When the media finally shook themselves from their Obama stupor in the second term, they went after the president for his promise that “you can keep your doctor” and his falsehood that he actually never made such a promise. Now, everyone from former congressman Barney Frank (D-Mass.) to Polifact admits that President Obama misled the public (and implicitly accused him, therefore, of lying when he denied saying so). Having caught him egregiously dissembling to the voters on his primary domestic “achievement,” the question now is whether the media will be as tough on his equally dishonest statements on Iraq.


President Obama reads his speech to photographers after delivering a televised address marking the end of the U.S. combat mission in Iraq from the Oval Office of the White House on Aug. 31, 2010. (Susan Walsh/Associated Press)

It’s generally seen by commentators and many lawmakers on both sides of the aisle that failing to keep troops in Iraq contributed to the disastrous rise of the Islamic State and the near-destruction of Iraq. That’s a problem, of course, because Obama pulled them out. The president and his former secretary of state, Hillary Clinton, have now come up with their version of the Obamacare canard: If you like our troops, you can keep them in Iraq.

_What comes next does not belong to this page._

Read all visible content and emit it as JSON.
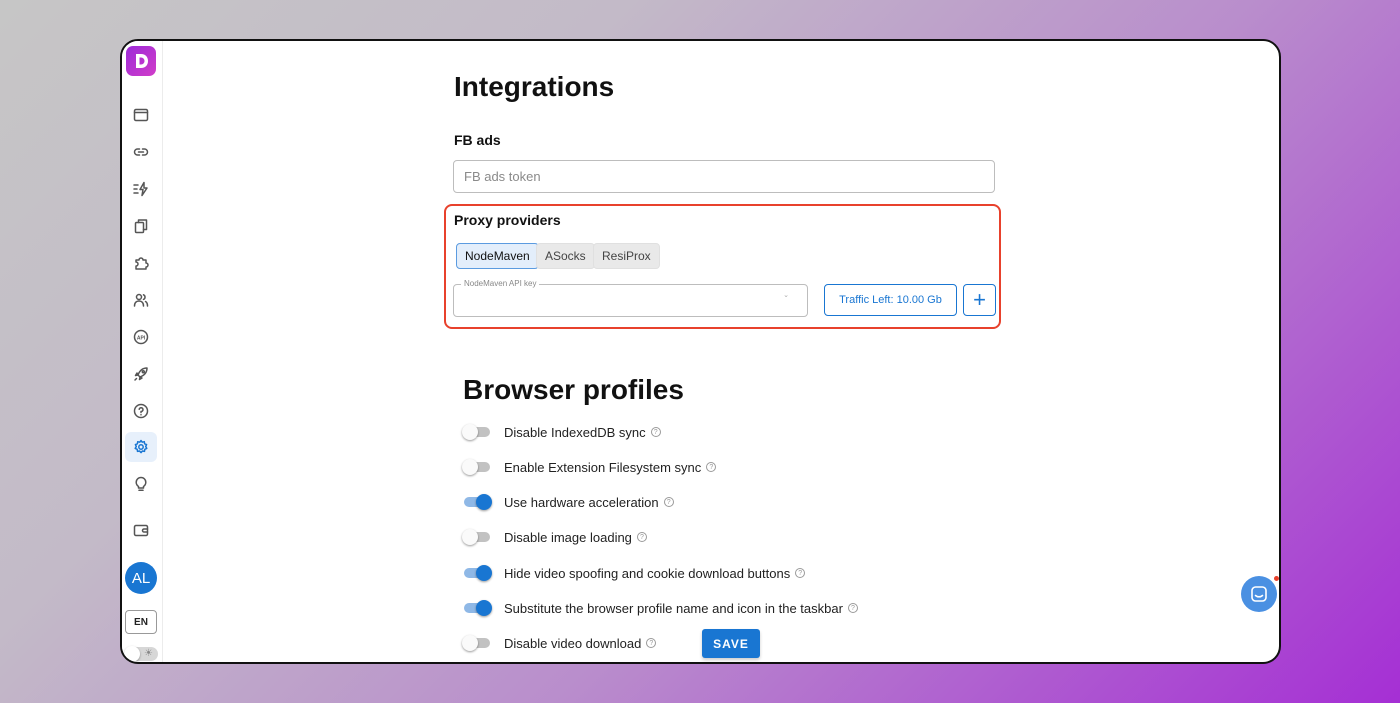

Unbelievably, Obama now claims he didn’t make the decision to pull them all out. Only the commander in chief could pull them out, of course, and he did, just as he had promised throughout his 2008 campaign.  In 2011 in a speech to the nation entitled “Ending the War in Iraq,” he declared: “As a candidate for president, I pledged to bring the war in Iraq to a responsible end — for the sake of our national security and to strengthen American leadership around the world. After taking office, I announced a new strategy that would end our combat mission in Iraq and remove all of our troops by the end of 2011. As commander in chief, ensuring the success of this strategy has been one of my highest national security priorities. Last year, I announced the end to our combat mission in Iraq. And to date, we’ve removed more than 100,000 troops. Iraqis have taken full responsibility for their country’s security.”

He continued into his second term, bragging in State of the Union addresses that he had brought all the troops home. He touted his full withdrawal in his presidential debate with Mitt Romney. Not until Iraq came apart at the seams did he indicate that he had wanted to leave troops behind.

On “Fox News Sunday,”Sen. Lindsey Graham (R-S.C.) was asked what he’d say about Obama’s insistence that it wasn’t his decision to pull out troops:

I’m telling the president, you’re rewriting history at your own convenience. You got the answer you wanted. You promised to get us out of Iraq and you were hell-bent to get out of Iraq. When everybody told you, you need to leave a force behind, you made it impossible for the Iraqis to say yes.

Mr. President, you authored us getting out of Iraq, and during a debate with Governor Romney, Romney suggested I could support 10,000 troops like the president intends to leave behind, and the president said in the debate, I’m not leaving any troops behind. I’m not going to get entangled in Iraq yet again.

Mr. President, you’re rewriting history.

What we know from multiple sources, including the then-ambassador to Iraq, Ryan Croker, is that the George W. Bush administration had hoped and planned to leave a stay-behind force. The military commanders recommended that 10,000 troops be left in place. However, Obama knocked that number down to 3,000. Meanwhile, Iraqi officials willing to have a U.S. presence in Iraq told the Americans that a guarantee of legal immunity for U.S. troops couldn’t be gotten from parliament but could be given by the Iraqi prime minister. (Recently, the Iraqi government did precisely that, allowing about 800 U.S. advisers to return to the country.) That was not good enough for the Obama-Clinton team  — or, if you prefer, provided the pretext for doing what Obama had wanted to do all along. All troops were removed, and Obama was able to brag about it for three years.

There is something truly jaw-dropping about the president’s attempt to deny his responsibility for what was the subject of his 2008 campaign and of his ongoing boasts for years. Surely, he is not so disconnected from reality to know that this was his aim to bring all the troops home and that he thought this was a great accomplishment. Does he really expect the public to buy the notion that someone else made the call or that he was helpless to take the steps that his critics insisted were necessary to retain hard-fought gains? It no doubt is a bitter pill for him to swallow — namely, that Romney, Sen. John McCain (R-Ariz.) and the entire Bush team were right that a stay-behind force was essential – but it’s no justification for rewriting his presidency. In any honest fact-checking or questioning of the president, the media have the obligation to make clear that Obama is now running from a central tenet of his presidency and of leftist dogma for a decade.

The question is then whether the media will hold him to account for misrepresenting what he told the public on Iraq, as they did on his Obamacare excuse. His repeated promise about keeping your doctor was rated the “lie of the year” in some quarters. Surely his latest Iraq whopper rates as high.

 

Jennifer Rubin writes the Right Turn blog for The Post, offering reported opinion from a conservative perspective.